Instructions for the task>
Each line in the entries below that holds the string "Time" is to be listed.

Component data from apps and pages:
= Beginning of Section =

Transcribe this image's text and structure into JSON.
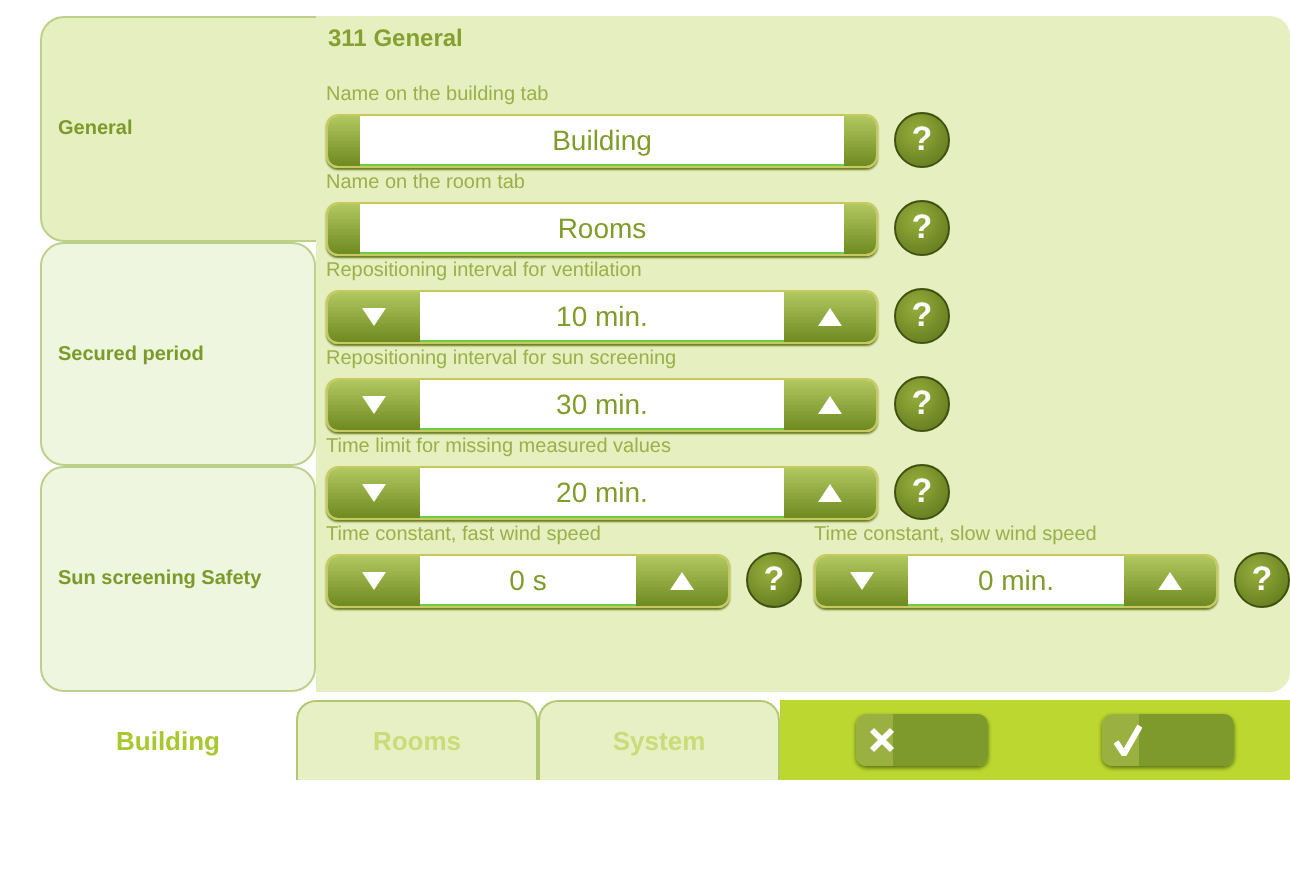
{
  "header": "311 General",
  "sections": [
    {
      "label": "General",
      "selected": true
    },
    {
      "label": "Secured period",
      "selected": false
    },
    {
      "label": "Sun screening Safety",
      "selected": false
    }
  ],
  "rows": [
    [
      {
        "kind": "text",
        "label": "Name on the building tab",
        "value": "Building",
        "help": "?"
      }
    ],
    [
      {
        "kind": "text",
        "label": "Name on the room tab",
        "value": "Rooms",
        "help": "?"
      }
    ],
    [
      {
        "kind": "spinner",
        "label": "Repositioning interval for ventilation",
        "value": "10 min.",
        "help": "?"
      }
    ],
    [
      {
        "kind": "spinner",
        "label": "Repositioning interval for sun screening",
        "value": "30 min.",
        "help": "?"
      }
    ],
    [
      {
        "kind": "spinner",
        "label": "Time limit for missing measured values",
        "value": "20 min.",
        "help": "?"
      }
    ],
    [
      {
        "kind": "spinner",
        "label": "Time constant, fast wind speed",
        "value": "0 s",
        "help": "?"
      },
      {
        "kind": "spinner",
        "label": "Time constant, slow wind speed",
        "value": "0 min.",
        "help": "?"
      }
    ]
  ],
  "tabs": [
    {
      "label": "Building",
      "selected": true
    },
    {
      "label": "Rooms",
      "selected": false
    },
    {
      "label": "System",
      "selected": false
    }
  ]
}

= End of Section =

Answer space>
        "label": "Time limit for missing measured values",
        "label": "Time constant, fast wind speed",
        "label": "Time constant, slow wind speed",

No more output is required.